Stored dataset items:
········

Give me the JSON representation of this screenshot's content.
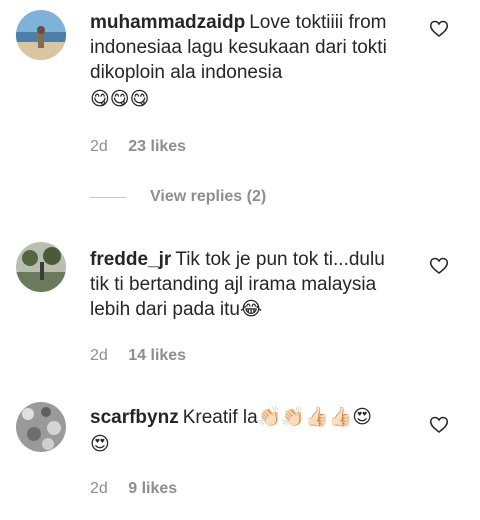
{
  "comments": [
    {
      "username": "muhammadzaidp",
      "text": "Love toktiiii from indonesiaa lagu kesukaan dari tokti dikoploin ala indonesia",
      "emojis": "😋😋😋",
      "time": "2d",
      "likes": "23 likes",
      "view_replies": "View replies (2)"
    },
    {
      "username": "fredde_jr",
      "text": "Tik tok je pun tok ti...dulu tik ti bertanding ajl irama malaysia lebih dari pada itu😂",
      "time": "2d",
      "likes": "14 likes"
    },
    {
      "username": "scarfbynz",
      "text": "Kreatif la👏🏻👏🏻👍🏻👍🏻😍",
      "emojis": "😍",
      "time": "2d",
      "likes": "9 likes"
    }
  ],
  "icons": {
    "like": "heart-outline-icon",
    "avatar": "avatar-photo"
  },
  "colors": {
    "text": "#262626",
    "meta": "#8e8e8e",
    "divider": "#c7c7c7"
  }
}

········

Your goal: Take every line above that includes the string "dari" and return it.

Task response:
      "text": "Love toktiiii from indonesiaa lagu kesukaan dari tokti dikoploin ala indonesia",
      "text": "Tik tok je pun tok ti...dulu tik ti bertanding ajl irama malaysia lebih dari pada itu😂",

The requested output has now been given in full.